A forward sale of common shares is an offering that is agreed upon today with a settlement date in the future. Forward sale agreements allow companies to capitalize on current trading prices by locking in a price at which it can sell shares to a forward purchaser – typically an investment bank – in the future. The delayed issuance provides flexibility to the issuer without a “drag on” performance measures (e.g., funds from operations) or shareholders incurring immediate economic dilution (i.e., dividends and earnings per share). These agreements are typically used to fund transactions where the timing of the closing or capital need is uncertain, including funding a transaction over time, as yet unidentified acquisitions, or future development opportunities. The transactions can also be structured to permit repayment of borrowings and for general corporate purposes. In addition to the variety of ways to use a forward sale, these agreements have a number of benefits that may be particularly attractive for REITs. These benefits are particularly useful for REITs, where the need to fund capital expenditures usually takes place over time, as opposed, for example, to a onetime acquisition cost. Additionally, these agreements protect REIT shareholders by mitigating share dilution during periods in which the capital associated with the issuance would not otherwise be put to work.

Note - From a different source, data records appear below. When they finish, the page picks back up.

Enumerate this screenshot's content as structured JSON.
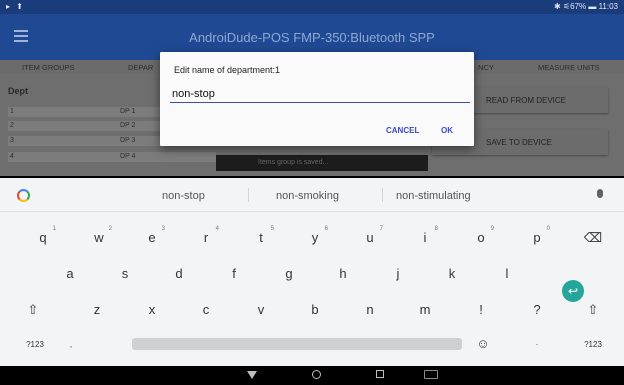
{
  "status_bar": {
    "left_icons": "▸ ⬆",
    "right_text": "✱ ⚟67% ▬ 11:03"
  },
  "app": {
    "title": "AndroiDude-POS   FMP-350:Bluetooth SPP"
  },
  "tabs": [
    "ITEM GROUPS",
    "DEPAR",
    "NCY",
    "MEASURE UNITS"
  ],
  "departments": {
    "title": "Dept",
    "rows": [
      {
        "num": "1",
        "name": "DP 1"
      },
      {
        "num": "2",
        "name": "DP 2"
      },
      {
        "num": "3",
        "name": "DP 3"
      },
      {
        "num": "4",
        "name": "DP 4"
      }
    ]
  },
  "buttons": {
    "read": "READ FROM DEVICE",
    "save": "SAVE TO DEVICE"
  },
  "toast": {
    "text": "Items group is saved..."
  },
  "dialog": {
    "title": "Edit name of department:1",
    "input_value": "non-stop",
    "cancel": "CANCEL",
    "ok": "OK"
  },
  "keyboard": {
    "suggestions": [
      "non-stop",
      "non-smoking",
      "non-stimulating"
    ],
    "row1": [
      {
        "k": "q",
        "h": "1"
      },
      {
        "k": "w",
        "h": "2"
      },
      {
        "k": "e",
        "h": "3"
      },
      {
        "k": "r",
        "h": "4"
      },
      {
        "k": "t",
        "h": "5"
      },
      {
        "k": "y",
        "h": "6"
      },
      {
        "k": "u",
        "h": "7"
      },
      {
        "k": "i",
        "h": "8"
      },
      {
        "k": "o",
        "h": "9"
      },
      {
        "k": "p",
        "h": "0"
      },
      {
        "k": "⌫",
        "h": ""
      }
    ],
    "row2": [
      "a",
      "s",
      "d",
      "f",
      "g",
      "h",
      "j",
      "k",
      "l"
    ],
    "row3": [
      "⇧",
      "z",
      "x",
      "c",
      "v",
      "b",
      "n",
      "m",
      "!",
      "?",
      "⇧"
    ],
    "row4": {
      "sym": "?123",
      "comma": ",",
      "emoji": "☺",
      "period": "·",
      "sym_right": "?123"
    },
    "enter": "↩"
  },
  "colors": {
    "app_bar": "#1f4a93",
    "accent": "#3a49c9",
    "enter": "#26a69a"
  }
}
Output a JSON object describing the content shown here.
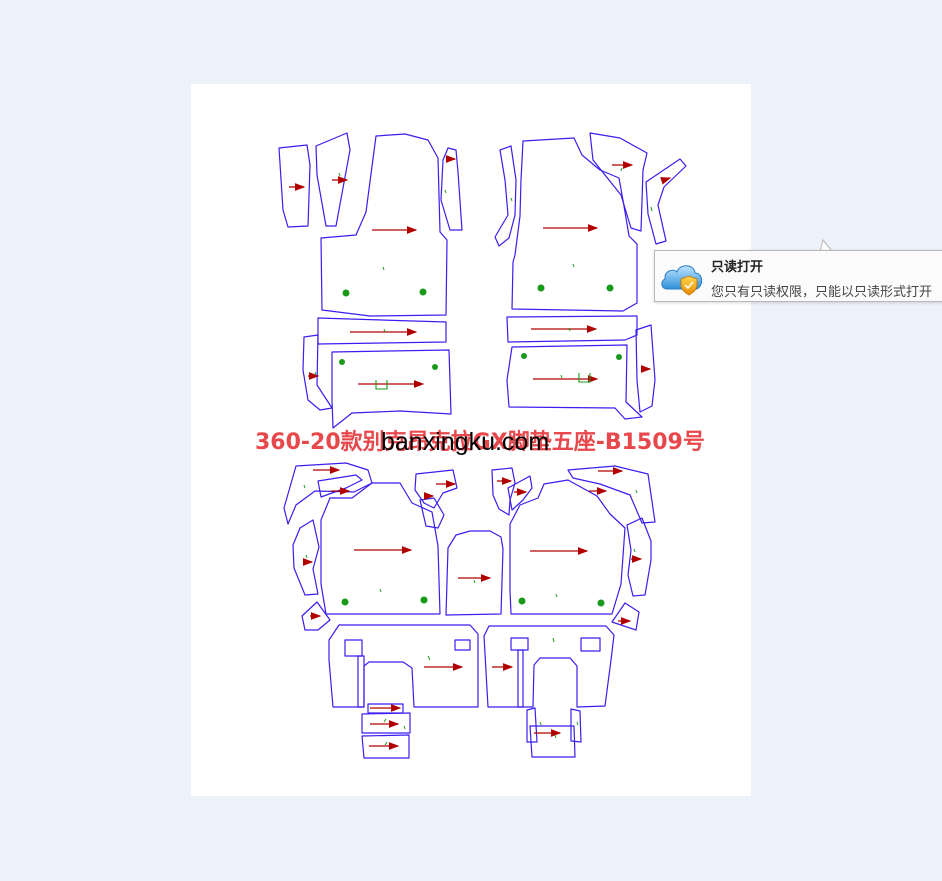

A forward sale transaction is typically structured as a public offering that is a registered transaction with the Securities and Exchange Commission. The public offering closes “regular way,” with purchasers of shares settling with the underwriters on the usual T+2 schedule. If the transaction is not paired with a simultaneous primary issuance by the issuer, no shares are actually issued by the company at the time of closing. Instead, the forward purchasers in the transaction go into the market and borrow shares to be delivered to purchasers in connection with the registered public offering.